Available records =>
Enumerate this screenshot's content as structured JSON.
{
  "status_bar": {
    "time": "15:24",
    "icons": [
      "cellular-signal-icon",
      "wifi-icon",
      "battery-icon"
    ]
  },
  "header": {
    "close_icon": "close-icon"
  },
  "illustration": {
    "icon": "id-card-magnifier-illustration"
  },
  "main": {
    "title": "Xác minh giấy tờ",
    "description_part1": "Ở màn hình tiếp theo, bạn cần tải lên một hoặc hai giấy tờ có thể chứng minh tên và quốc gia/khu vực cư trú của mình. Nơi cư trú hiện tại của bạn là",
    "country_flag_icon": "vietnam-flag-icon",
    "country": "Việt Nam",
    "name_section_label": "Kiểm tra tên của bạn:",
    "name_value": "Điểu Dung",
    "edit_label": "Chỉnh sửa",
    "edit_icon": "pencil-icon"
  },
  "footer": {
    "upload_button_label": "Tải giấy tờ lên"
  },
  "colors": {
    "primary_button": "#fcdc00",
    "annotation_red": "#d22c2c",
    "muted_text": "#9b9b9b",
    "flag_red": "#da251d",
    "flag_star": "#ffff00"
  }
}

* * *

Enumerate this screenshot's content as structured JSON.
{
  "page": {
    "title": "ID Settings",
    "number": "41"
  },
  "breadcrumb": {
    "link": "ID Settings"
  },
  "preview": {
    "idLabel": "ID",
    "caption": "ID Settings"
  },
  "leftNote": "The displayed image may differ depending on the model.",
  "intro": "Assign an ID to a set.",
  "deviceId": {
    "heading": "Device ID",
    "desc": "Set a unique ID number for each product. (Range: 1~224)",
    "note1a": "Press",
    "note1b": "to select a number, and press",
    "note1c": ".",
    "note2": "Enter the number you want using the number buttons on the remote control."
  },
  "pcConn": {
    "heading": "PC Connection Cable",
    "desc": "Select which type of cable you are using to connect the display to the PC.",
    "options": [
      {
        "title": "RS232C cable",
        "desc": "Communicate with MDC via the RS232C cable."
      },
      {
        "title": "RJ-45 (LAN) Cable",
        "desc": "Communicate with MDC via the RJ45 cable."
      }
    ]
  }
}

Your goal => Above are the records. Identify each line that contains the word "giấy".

Task result =>
    "title": "Xác minh giấy tờ",
    "description_part1": "Ở màn hình tiếp theo, bạn cần tải lên một hoặc hai giấy tờ có thể chứng minh tên và quốc gia/khu vực cư trú của mình. Nơi cư trú hiện tại của bạn là",
    "upload_button_label": "Tải giấy tờ lên"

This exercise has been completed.